Today, let's measure the color of water. The
University of Houston's College of Engineering presents this series about the
machines that make our civilization run, and the people whose ingenuity created them.
The Color of Water is the title of a book by
Black author James McBride about his White mother. When asked which color God was,
she told him, He is the color of water. The metaphor is powerful; however,
water might have color after all.
But I'm ahead of my story. Let us back up and meet Walthère Victor Spring, born in
Belgium in 1848. Spring's father was a physiology professor at Liège, and young
Spring was a disappointment -- only a so-so scholar and especially weak in classical
languages. So he quit school and went off to become a gunsmith -- a trade for which
he had real talent.
As his confidence emerged, Spring retook the university entrance exams and passed them.
He got a degree in mining engineering, but grew more interested in science. He went
on to study physical chemistry with Friederich Kekulé and Rudolph Clausius.
Like his father, he became a professor at the University of Liège. What served him
there was not any mastery of classical languages, but his gunsmithing. He was a fine
experimentalist who took a great interest in the writings of British physicist
Tyndall, himself a great experimentalist and observer, wrote about how powdered snow
was compacted into glaciers. Spring responded with experiments in which he compressed
all sorts of granular materials in a specially designed screw press. Each turned into
an extraordinarily dense solid. Then he used those same techniques to study phase
equilibrium in solids.
He followed Tyndall's lead again in 1870. Tyndall had previously suggested that the sky
appears to be blue because short wavelength light -- blue light -- is scattered sideways.
Tyndall thought that particles in the air caused the scattering. Later, it turned out
that the air molecules themselves scatter blue light. Tyndall also did
a very clever experiment: he invented means for creating optically
pure air, with no particulates at all.
He did not see any color in air, but Spring said, Wait a minute. Maybe if I create
optically pure water, it will have a color of its own. He put his talent with apparatus
to the creation of an 85-foot-long tube filled with almost perfectly clean water. Then
he shone white light along it. It worked!
He was able to tell us that water is
"a pure cerulean blue similar to that of the sky at its zenith when seen from a high mountain."
Spring didn't try to explain that blue. But we now know that the long red wavelengths
in his light beam were absorbed by the water. Only the blue got through, making it seem blue.
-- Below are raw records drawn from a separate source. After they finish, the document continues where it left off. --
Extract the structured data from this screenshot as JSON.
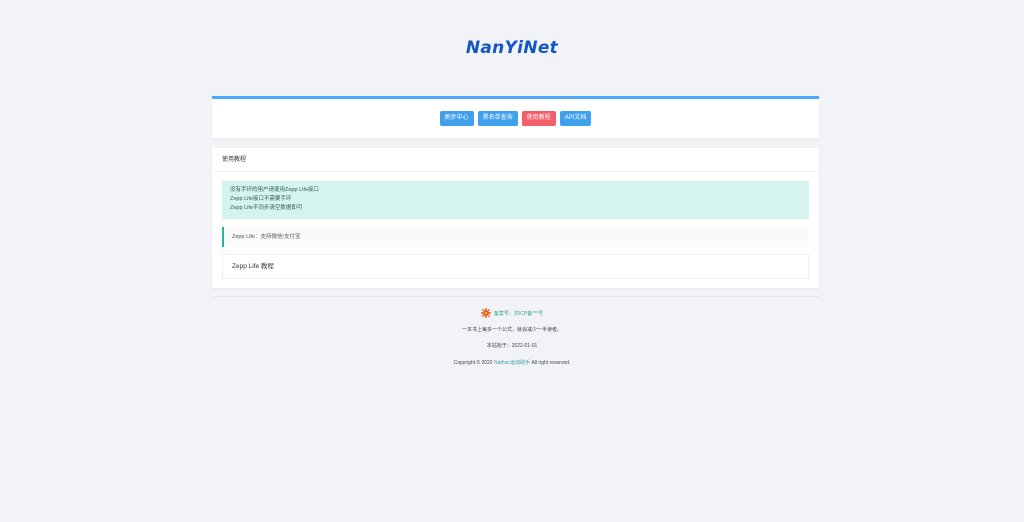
{
  "header": {
    "logo_text": "NanYiNet"
  },
  "nav": {
    "buttons": [
      {
        "label": "刷步中心",
        "color": "#3fa0ee"
      },
      {
        "label": "黑名单查询",
        "color": "#3fa0ee"
      },
      {
        "label": "使用教程",
        "color": "#f1606a"
      },
      {
        "label": "API文档",
        "color": "#3fa0ee"
      }
    ]
  },
  "main": {
    "title": "使用教程",
    "notice_lines": [
      "没有手环的用户请使用Zepp Life接口",
      "Zepp Life接口不需要手环",
      "Zepp Life不同步清空数据即可"
    ],
    "quote_text": "Zepp Life：支持微信/支付宝",
    "collapse_title": "Zepp Life 教程"
  },
  "footer": {
    "icon": "gear-icon",
    "icp_text": "备案号：苏ICP备***号",
    "motto": "一本书上每多一个公式，就会减少一半读者。",
    "since_text": "本站始于：2022-01-01",
    "copyright_prefix": "Copyright © 2022",
    "copyright_link": "Nathan运动助手",
    "copyright_suffix": "All right reserved."
  }
}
And, the color of God? That too seems to depend on how the light we cast returns to us.
Others saw black or white, while McBride's mother saw no color at all. So, as for the
color of water, I need to go back to Crater Lake, Oregon
-- to contemplate its deep soul-settling blue while I think about measurement and perception.
I'm John Lienhard, at the University of Houston,
where we're interested in the way inventive minds
S. Ross, Spring, Walthère Victor. C. C. Gillispie, ed., Dictionary of
Scientific Biography, Vol. XII (New York: Charles Scribner's Sons, 1975).
J. McBride, The Color of Water: A Black Man's Tribute toHis White Mother.
(New York: Riverhead Books, 1996).
See this very nice discussion of the blueness of sky..
And here is an excellent discussion of the blueness of water:
(photos by JHL)
The Engines of Our Ingenuity is
Copyright © 1988-2006 by John H.